Friday, 9 August 2013
Meet the first wireless charged car in korea
The technology behind the project was developed by the KAIST Graduate School for Green Transportation as a way to power electric vehicles without using traditional battery storage. While the buses do feature small batteries — around a third of the size of a traditional electric vehicle engine — they are able to rely on a constant source of power that lies 17 centimeters below them. Currently, the city has two OLEVs in operation but plans to add another 10 within the next two years. With only up to 15 percent of the road needing to be replaced to fit the power cables, KAIST's technology isn't too invasive but overhead cables are still much easier for city authorities to install.
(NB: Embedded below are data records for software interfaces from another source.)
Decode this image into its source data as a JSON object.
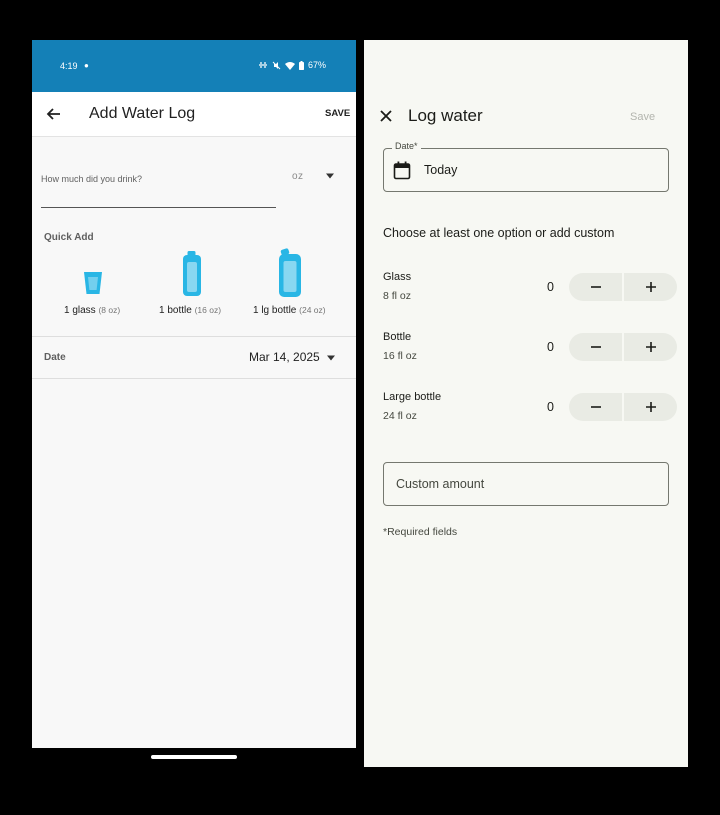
{
  "left": {
    "status": {
      "time": "4:19",
      "battery": "67%"
    },
    "header": {
      "title": "Add Water Log",
      "save_label": "SAVE"
    },
    "amount": {
      "prompt": "How much did you drink?",
      "unit": "oz"
    },
    "quick_add": {
      "label": "Quick Add",
      "items": [
        {
          "name": "1 glass",
          "size": "(8 oz)",
          "icon": "glass-icon"
        },
        {
          "name": "1 bottle",
          "size": "(16 oz)",
          "icon": "bottle-icon"
        },
        {
          "name": "1 lg bottle",
          "size": "(24 oz)",
          "icon": "large-bottle-icon"
        }
      ]
    },
    "date": {
      "label": "Date",
      "value": "Mar 14, 2025"
    }
  },
  "right": {
    "header": {
      "title": "Log water",
      "save_label": "Save"
    },
    "date_field": {
      "label": "Date*",
      "value": "Today"
    },
    "instruction": "Choose at least one option or add custom",
    "options": [
      {
        "name": "Glass",
        "size": "8 fl oz",
        "count": "0"
      },
      {
        "name": "Bottle",
        "size": "16 fl oz",
        "count": "0"
      },
      {
        "name": "Large bottle",
        "size": "24 fl oz",
        "count": "0"
      }
    ],
    "custom_placeholder": "Custom amount",
    "required_note": "*Required fields"
  },
  "colors": {
    "status_bar": "#1480b7",
    "water_icon": "#29b6e5",
    "right_background": "#f7f8f3"
  }
}
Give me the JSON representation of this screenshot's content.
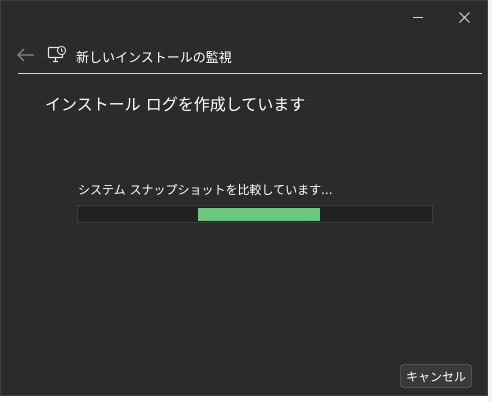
{
  "window": {
    "controls": {
      "minimize_icon": "minimize-icon",
      "close_icon": "close-icon"
    }
  },
  "nav": {
    "back_icon": "arrow-left-icon",
    "app_icon": "monitor-clock-icon",
    "title": "新しいインストールの監視"
  },
  "main": {
    "heading": "インストール ログを作成しています",
    "status": "システム スナップショットを比較しています...",
    "progress": {
      "indeterminate": true,
      "segment_start": 0.34,
      "segment_end": 0.685,
      "color": "#6cc67d"
    }
  },
  "footer": {
    "cancel_label": "キャンセル"
  },
  "colors": {
    "background": "#2b2b2b",
    "accent": "#6cc67d"
  }
}
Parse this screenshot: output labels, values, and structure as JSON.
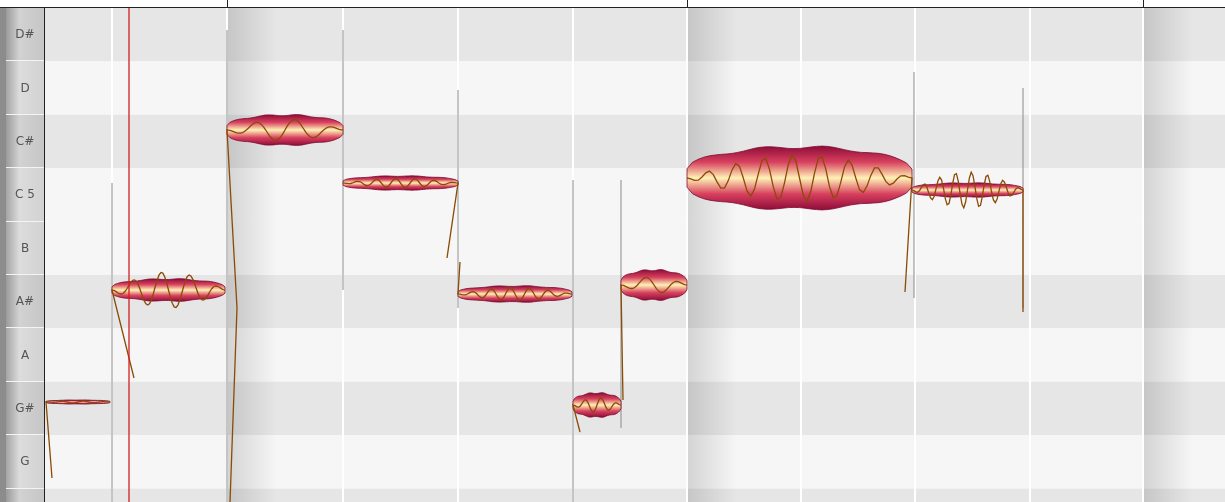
{
  "keys": [
    {
      "label": "D#",
      "kind": "black"
    },
    {
      "label": "D",
      "kind": "white"
    },
    {
      "label": "C#",
      "kind": "black"
    },
    {
      "label": "C 5",
      "kind": "white"
    },
    {
      "label": "B",
      "kind": "white"
    },
    {
      "label": "A#",
      "kind": "black"
    },
    {
      "label": "A",
      "kind": "white"
    },
    {
      "label": "G#",
      "kind": "black"
    },
    {
      "label": "G",
      "kind": "white"
    },
    {
      "kind": "black"
    }
  ]
}
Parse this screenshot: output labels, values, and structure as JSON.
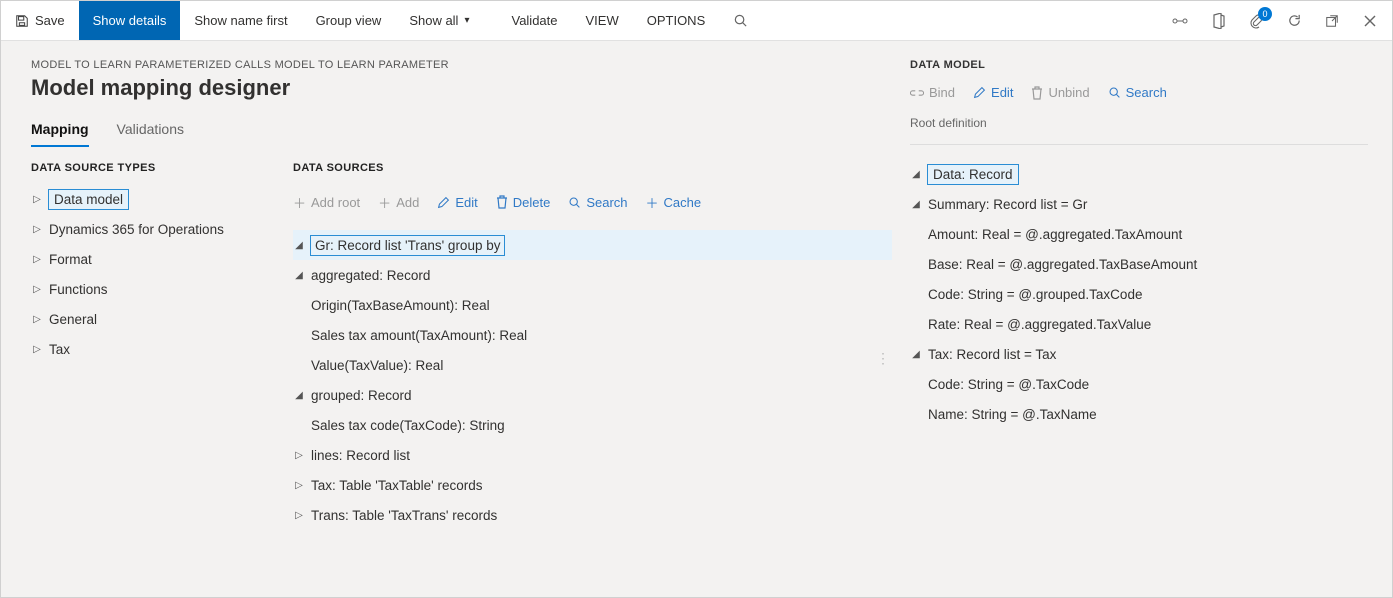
{
  "commandBar": {
    "save": "Save",
    "showDetails": "Show details",
    "showNameFirst": "Show name first",
    "groupView": "Group view",
    "showAll": "Show all",
    "validate": "Validate",
    "view": "VIEW",
    "options": "OPTIONS",
    "badgeCount": "0"
  },
  "breadcrumb": "MODEL TO LEARN PARAMETERIZED CALLS MODEL TO LEARN PARAMETER",
  "pageTitle": "Model mapping designer",
  "tabs": {
    "mapping": "Mapping",
    "validations": "Validations"
  },
  "colHeaders": {
    "types": "DATA SOURCE TYPES",
    "sources": "DATA SOURCES",
    "model": "DATA MODEL"
  },
  "dataSourceTypes": [
    "Data model",
    "Dynamics 365 for Operations",
    "Format",
    "Functions",
    "General",
    "Tax"
  ],
  "dsToolbar": {
    "addRoot": "Add root",
    "add": "Add",
    "edit": "Edit",
    "delete": "Delete",
    "search": "Search",
    "cache": "Cache"
  },
  "dsTree": {
    "gr": "Gr: Record list 'Trans' group by",
    "aggregated": "aggregated: Record",
    "originTaxBase": "Origin(TaxBaseAmount): Real",
    "salesTaxAmount": "Sales tax amount(TaxAmount): Real",
    "valueTaxValue": "Value(TaxValue): Real",
    "grouped": "grouped: Record",
    "salesTaxCode": "Sales tax code(TaxCode): String",
    "lines": "lines: Record list",
    "taxTable": "Tax: Table 'TaxTable' records",
    "transTable": "Trans: Table 'TaxTrans' records"
  },
  "dmToolbar": {
    "bind": "Bind",
    "edit": "Edit",
    "unbind": "Unbind",
    "search": "Search",
    "rootDef": "Root definition"
  },
  "dmTree": {
    "data": "Data: Record",
    "summary": "Summary: Record list = Gr",
    "amount": "Amount: Real = @.aggregated.TaxAmount",
    "base": "Base: Real = @.aggregated.TaxBaseAmount",
    "code1": "Code: String = @.grouped.TaxCode",
    "rate": "Rate: Real = @.aggregated.TaxValue",
    "tax": "Tax: Record list = Tax",
    "code2": "Code: String = @.TaxCode",
    "name": "Name: String = @.TaxName"
  }
}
Perhaps the network's intelligent power system, which uses segment technology to control the supply to OLEV buses and switches it off for other vehicles, will encourage other cities to follow suit.